START DATA RECORDS
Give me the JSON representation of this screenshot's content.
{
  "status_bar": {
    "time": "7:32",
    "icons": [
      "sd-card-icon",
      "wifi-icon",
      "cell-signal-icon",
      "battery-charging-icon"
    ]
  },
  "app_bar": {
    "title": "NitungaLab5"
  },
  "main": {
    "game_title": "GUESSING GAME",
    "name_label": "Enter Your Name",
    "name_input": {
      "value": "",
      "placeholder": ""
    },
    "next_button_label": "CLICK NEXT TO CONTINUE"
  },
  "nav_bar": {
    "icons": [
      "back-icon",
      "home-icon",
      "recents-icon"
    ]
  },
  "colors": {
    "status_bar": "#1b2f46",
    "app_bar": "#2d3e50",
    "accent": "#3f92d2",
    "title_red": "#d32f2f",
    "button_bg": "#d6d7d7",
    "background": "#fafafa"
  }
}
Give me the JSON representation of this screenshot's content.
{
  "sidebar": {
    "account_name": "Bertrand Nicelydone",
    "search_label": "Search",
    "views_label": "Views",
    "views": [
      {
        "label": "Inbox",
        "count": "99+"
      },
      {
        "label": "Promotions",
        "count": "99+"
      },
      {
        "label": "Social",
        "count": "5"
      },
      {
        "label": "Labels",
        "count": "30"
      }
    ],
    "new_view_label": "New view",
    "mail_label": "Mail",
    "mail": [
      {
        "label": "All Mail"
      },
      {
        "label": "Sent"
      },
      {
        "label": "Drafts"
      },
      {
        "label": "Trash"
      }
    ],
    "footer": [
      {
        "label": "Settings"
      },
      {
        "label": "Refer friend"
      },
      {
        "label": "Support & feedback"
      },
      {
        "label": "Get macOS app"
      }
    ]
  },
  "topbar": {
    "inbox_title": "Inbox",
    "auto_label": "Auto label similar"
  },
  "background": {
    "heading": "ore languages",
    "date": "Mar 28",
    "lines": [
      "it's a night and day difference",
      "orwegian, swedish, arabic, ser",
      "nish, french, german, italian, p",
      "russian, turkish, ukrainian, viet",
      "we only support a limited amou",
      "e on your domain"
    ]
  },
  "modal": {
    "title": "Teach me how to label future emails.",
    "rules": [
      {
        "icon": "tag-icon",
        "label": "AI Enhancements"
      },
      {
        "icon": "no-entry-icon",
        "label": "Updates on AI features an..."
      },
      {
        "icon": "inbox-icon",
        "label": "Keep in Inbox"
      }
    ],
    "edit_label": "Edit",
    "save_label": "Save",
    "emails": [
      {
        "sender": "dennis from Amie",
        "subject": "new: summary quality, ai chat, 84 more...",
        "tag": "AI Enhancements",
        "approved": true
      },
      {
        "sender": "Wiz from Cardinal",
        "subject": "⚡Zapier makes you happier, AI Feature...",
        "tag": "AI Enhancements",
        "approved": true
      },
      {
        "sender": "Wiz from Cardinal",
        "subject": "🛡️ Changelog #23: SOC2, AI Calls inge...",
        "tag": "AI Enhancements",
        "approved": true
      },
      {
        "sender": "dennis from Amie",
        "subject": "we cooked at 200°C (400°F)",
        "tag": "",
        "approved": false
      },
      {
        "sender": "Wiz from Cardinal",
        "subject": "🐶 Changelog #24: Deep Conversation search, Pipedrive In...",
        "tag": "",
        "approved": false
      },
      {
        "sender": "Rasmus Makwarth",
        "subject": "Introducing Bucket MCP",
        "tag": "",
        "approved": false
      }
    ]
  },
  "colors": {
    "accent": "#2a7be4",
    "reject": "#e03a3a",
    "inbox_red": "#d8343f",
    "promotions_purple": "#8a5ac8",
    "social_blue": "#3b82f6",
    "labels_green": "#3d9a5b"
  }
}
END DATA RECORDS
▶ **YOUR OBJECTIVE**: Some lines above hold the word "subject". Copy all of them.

▶ **SOLUTION TO THIS EXERCISE**:
        "subject": "new: summary quality, ai chat, 84 more...",
        "subject": "⚡Zapier makes you happier, AI Feature...",
        "subject": "🛡️ Changelog #23: SOC2, AI Calls inge...",
        "subject": "we cooked at 200°C (400°F)",
        "subject": "🐶 Changelog #24: Deep Conversation search, Pipedrive In...",
        "subject": "Introducing Bucket MCP",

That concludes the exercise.